**WHAT THE EXERCISE ASKS**
Each entry must be output exactly as it appears.

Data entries
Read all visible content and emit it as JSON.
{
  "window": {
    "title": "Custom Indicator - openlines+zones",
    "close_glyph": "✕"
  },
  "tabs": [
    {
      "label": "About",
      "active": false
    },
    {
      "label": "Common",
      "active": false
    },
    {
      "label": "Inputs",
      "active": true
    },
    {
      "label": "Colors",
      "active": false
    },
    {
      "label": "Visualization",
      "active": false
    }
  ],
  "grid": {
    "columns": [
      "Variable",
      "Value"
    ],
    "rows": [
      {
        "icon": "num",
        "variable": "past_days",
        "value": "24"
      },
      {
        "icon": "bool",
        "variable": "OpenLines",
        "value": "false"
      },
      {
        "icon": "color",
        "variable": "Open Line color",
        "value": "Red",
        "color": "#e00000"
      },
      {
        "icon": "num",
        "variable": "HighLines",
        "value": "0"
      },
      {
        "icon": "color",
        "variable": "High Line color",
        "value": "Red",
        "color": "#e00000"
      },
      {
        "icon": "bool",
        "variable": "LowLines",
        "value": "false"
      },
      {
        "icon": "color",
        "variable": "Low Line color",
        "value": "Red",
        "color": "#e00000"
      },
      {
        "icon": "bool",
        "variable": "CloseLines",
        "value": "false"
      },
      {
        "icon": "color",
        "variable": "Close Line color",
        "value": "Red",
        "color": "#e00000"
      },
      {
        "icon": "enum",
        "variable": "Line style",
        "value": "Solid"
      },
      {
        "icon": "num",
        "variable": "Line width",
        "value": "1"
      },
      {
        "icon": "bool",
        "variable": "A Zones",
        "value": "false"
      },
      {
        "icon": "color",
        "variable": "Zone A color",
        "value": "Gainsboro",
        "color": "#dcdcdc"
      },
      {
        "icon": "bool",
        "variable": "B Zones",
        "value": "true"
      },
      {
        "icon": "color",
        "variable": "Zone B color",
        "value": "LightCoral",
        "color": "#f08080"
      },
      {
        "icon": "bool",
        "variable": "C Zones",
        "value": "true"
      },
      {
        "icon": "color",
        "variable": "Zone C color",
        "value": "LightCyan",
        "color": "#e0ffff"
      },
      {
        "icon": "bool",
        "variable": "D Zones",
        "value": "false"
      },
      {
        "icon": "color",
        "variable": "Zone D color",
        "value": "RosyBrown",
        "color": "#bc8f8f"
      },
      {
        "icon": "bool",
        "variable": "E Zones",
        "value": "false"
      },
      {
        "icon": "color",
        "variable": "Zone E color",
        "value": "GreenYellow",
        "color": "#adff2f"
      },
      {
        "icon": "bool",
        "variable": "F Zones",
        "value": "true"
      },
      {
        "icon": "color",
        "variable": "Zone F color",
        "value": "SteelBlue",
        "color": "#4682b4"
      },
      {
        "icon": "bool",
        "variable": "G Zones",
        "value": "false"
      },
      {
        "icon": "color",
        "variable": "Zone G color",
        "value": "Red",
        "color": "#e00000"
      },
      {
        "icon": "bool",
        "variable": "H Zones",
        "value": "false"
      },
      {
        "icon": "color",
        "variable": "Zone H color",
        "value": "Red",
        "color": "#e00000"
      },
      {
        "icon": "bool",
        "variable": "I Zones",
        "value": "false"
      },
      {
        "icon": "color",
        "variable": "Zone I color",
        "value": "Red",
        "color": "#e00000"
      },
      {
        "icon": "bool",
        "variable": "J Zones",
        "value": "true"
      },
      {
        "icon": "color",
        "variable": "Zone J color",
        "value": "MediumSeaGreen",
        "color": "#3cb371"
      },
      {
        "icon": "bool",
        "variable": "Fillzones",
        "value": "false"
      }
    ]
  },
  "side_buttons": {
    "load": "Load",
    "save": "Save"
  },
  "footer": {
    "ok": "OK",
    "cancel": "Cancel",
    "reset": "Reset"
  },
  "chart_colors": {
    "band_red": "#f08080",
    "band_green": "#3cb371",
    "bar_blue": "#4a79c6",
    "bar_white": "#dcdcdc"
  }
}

**ANSWER AREA**
Read all visible content and emit it as JSON.
{
  "window": {
    "title": "Custom Indicator - openlines+zones",
    "close_glyph": "✕"
  },
  "tabs": [
    {
      "label": "About",
      "active": false
    },
    {
      "label": "Common",
      "active": false
    },
    {
      "label": "Inputs",
      "active": true
    },
    {
      "label": "Colors",
      "active": false
    },
    {
      "label": "Visualization",
      "active": false
    }
  ],
  "grid": {
    "columns": [
      "Variable",
      "Value"
    ],
    "rows": [
      {
        "icon": "num",
        "variable": "past_days",
        "value": "24"
      },
      {
        "icon": "bool",
        "variable": "OpenLines",
        "value": "false"
      },
      {
        "icon": "color",
        "variable": "Open Line color",
        "value": "Red",
        "color": "#e00000"
      },
      {
        "icon": "num",
        "variable": "HighLines",
        "value": "0"
      },
      {
        "icon": "color",
        "variable": "High Line color",
        "value": "Red",
        "color": "#e00000"
      },
      {
        "icon": "bool",
        "variable": "LowLines",
        "value": "false"
      },
      {
        "icon": "color",
        "variable": "Low Line color",
        "value": "Red",
        "color": "#e00000"
      },
      {
        "icon": "bool",
        "variable": "CloseLines",
        "value": "false"
      },
      {
        "icon": "color",
        "variable": "Close Line color",
        "value": "Red",
        "color": "#e00000"
      },
      {
        "icon": "enum",
        "variable": "Line style",
        "value": "Solid"
      },
      {
        "icon": "num",
        "variable": "Line width",
        "value": "1"
      },
      {
        "icon": "bool",
        "variable": "A Zones",
        "value": "false"
      },
      {
        "icon": "color",
        "variable": "Zone A color",
        "value": "Gainsboro",
        "color": "#dcdcdc"
      },
      {
        "icon": "bool",
        "variable": "B Zones",
        "value": "true"
      },
      {
        "icon": "color",
        "variable": "Zone B color",
        "value": "LightCoral",
        "color": "#f08080"
      },
      {
        "icon": "bool",
        "variable": "C Zones",
        "value": "true"
      },
      {
        "icon": "color",
        "variable": "Zone C color",
        "value": "LightCyan",
        "color": "#e0ffff"
      },
      {
        "icon": "bool",
        "variable": "D Zones",
        "value": "false"
      },
      {
        "icon": "color",
        "variable": "Zone D color",
        "value": "RosyBrown",
        "color": "#bc8f8f"
      },
      {
        "icon": "bool",
        "variable": "E Zones",
        "value": "false"
      },
      {
        "icon": "color",
        "variable": "Zone E color",
        "value": "GreenYellow",
        "color": "#adff2f"
      },
      {
        "icon": "bool",
        "variable": "F Zones",
        "value": "true"
      },
      {
        "icon": "color",
        "variable": "Zone F color",
        "value": "SteelBlue",
        "color": "#4682b4"
      },
      {
        "icon": "bool",
        "variable": "G Zones",
        "value": "false"
      },
      {
        "icon": "color",
        "variable": "Zone G color",
        "value": "Red",
        "color": "#e00000"
      },
      {
        "icon": "bool",
        "variable": "H Zones",
        "value": "false"
      },
      {
        "icon": "color",
        "variable": "Zone H color",
        "value": "Red",
        "color": "#e00000"
      },
      {
        "icon": "bool",
        "variable": "I Zones",
        "value": "false"
      },
      {
        "icon": "color",
        "variable": "Zone I color",
        "value": "Red",
        "color": "#e00000"
      },
      {
        "icon": "bool",
        "variable": "J Zones",
        "value": "true"
      },
      {
        "icon": "color",
        "variable": "Zone J color",
        "value": "MediumSeaGreen",
        "color": "#3cb371"
      },
      {
        "icon": "bool",
        "variable": "Fillzones",
        "value": "false"
      }
    ]
  },
  "side_buttons": {
    "load": "Load",
    "save": "Save"
  },
  "footer": {
    "ok": "OK",
    "cancel": "Cancel",
    "reset": "Reset"
  },
  "chart_colors": {
    "band_red": "#f08080",
    "band_green": "#3cb371",
    "bar_blue": "#4a79c6",
    "bar_white": "#dcdcdc"
  }
}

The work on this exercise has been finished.